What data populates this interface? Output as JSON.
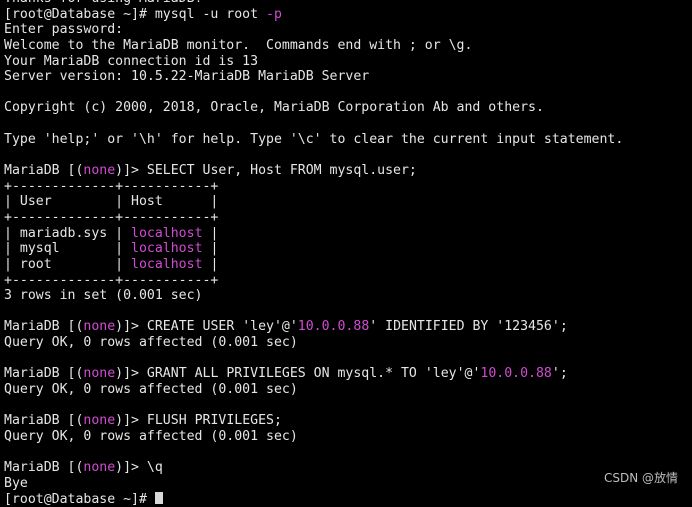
{
  "colors": {
    "background": "#000000",
    "foreground": "#e6e6e6",
    "highlight": "#d04cd0"
  },
  "terminal": {
    "lines": [
      "Thanks for using MariaDB!",
      "[root@Database ~]# mysql -u root -p",
      "Enter password:",
      "Welcome to the MariaDB monitor.  Commands end with ; or \\g.",
      "Your MariaDB connection id is 13",
      "Server version: 10.5.22-MariaDB MariaDB Server",
      "",
      "Copyright (c) 2000, 2018, Oracle, MariaDB Corporation Ab and others.",
      "",
      "Type 'help;' or '\\h' for help. Type '\\c' to clear the current input statement.",
      "",
      "MariaDB [(none)]> SELECT User, Host FROM mysql.user;",
      "+-------------+-----------+",
      "| User        | Host      |",
      "+-------------+-----------+",
      "| mariadb.sys | localhost |",
      "| mysql       | localhost |",
      "| root        | localhost |",
      "+-------------+-----------+",
      "3 rows in set (0.001 sec)",
      "",
      "MariaDB [(none)]> CREATE USER 'ley'@'10.0.0.88' IDENTIFIED BY '123456';",
      "Query OK, 0 rows affected (0.001 sec)",
      "",
      "MariaDB [(none)]> GRANT ALL PRIVILEGES ON mysql.* TO 'ley'@'10.0.0.88';",
      "Query OK, 0 rows affected (0.001 sec)",
      "",
      "MariaDB [(none)]> FLUSH PRIVILEGES;",
      "Query OK, 0 rows affected (0.001 sec)",
      "",
      "MariaDB [(none)]> \\q",
      "Bye",
      "[root@Database ~]# "
    ],
    "highlight_tokens": [
      "none",
      "-p",
      "localhost",
      "10.0.0.88"
    ]
  },
  "watermark": "CSDN @放情"
}
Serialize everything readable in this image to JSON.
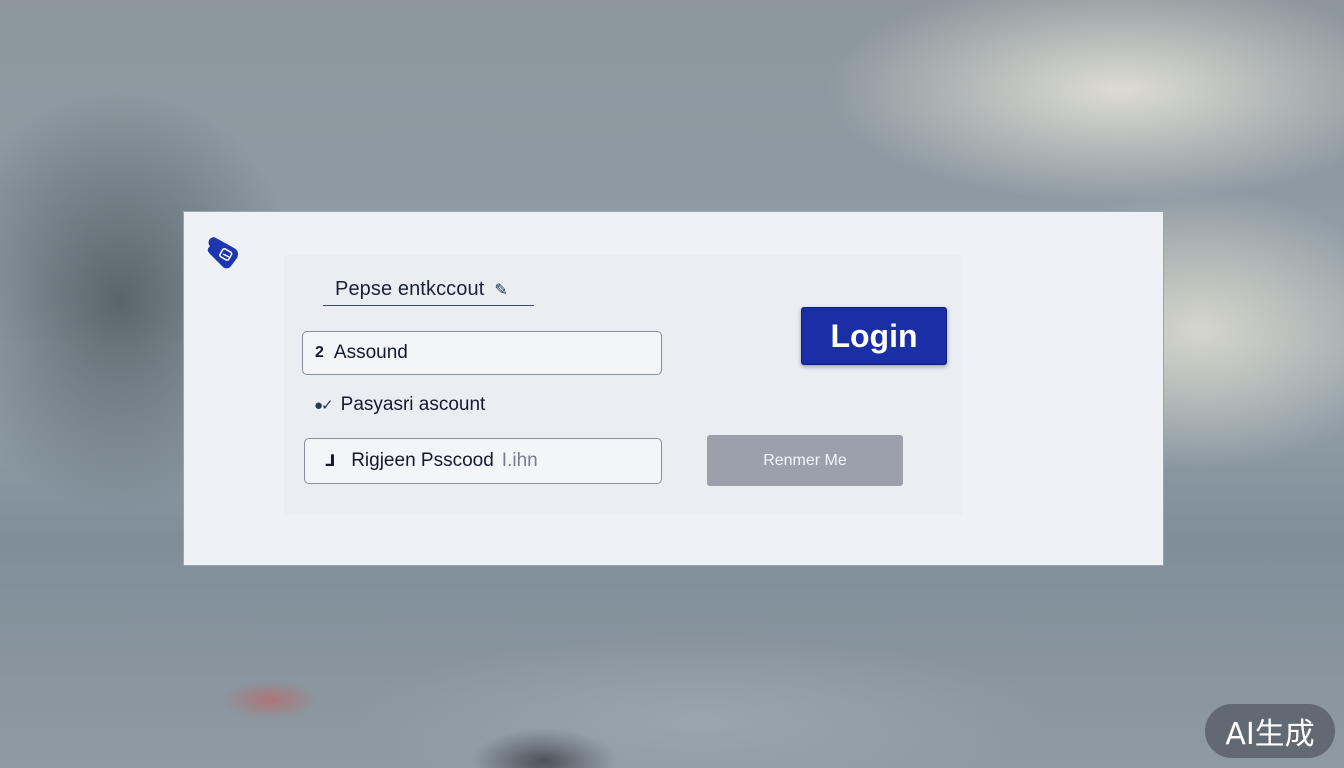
{
  "app": {
    "logo_icon": "shield-tag-icon",
    "accent_color": "#1a2fa6"
  },
  "form": {
    "heading": "Pepse entkccout",
    "heading_icon": "pencil-icon",
    "account_field": {
      "prefix": "2",
      "value": "Assound"
    },
    "password_label": {
      "icon": "toggle-check-icon",
      "text": "Pasyasri ascount"
    },
    "password_field": {
      "prefix": "⅃",
      "value": "Rigjeen Psscood",
      "trailing": "I.ihn"
    },
    "login_button": "Login",
    "remember_button": "Renmer Me"
  },
  "watermark": "AI生成"
}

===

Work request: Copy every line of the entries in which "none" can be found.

Answer below:
      "MariaDB [(none)]> SELECT User, Host FROM mysql.user;",
      "MariaDB [(none)]> CREATE USER 'ley'@'10.0.0.88' IDENTIFIED BY '123456';",
      "MariaDB [(none)]> GRANT ALL PRIVILEGES ON mysql.* TO 'ley'@'10.0.0.88';",
      "MariaDB [(none)]> FLUSH PRIVILEGES;",
      "MariaDB [(none)]> \\q",
      "none",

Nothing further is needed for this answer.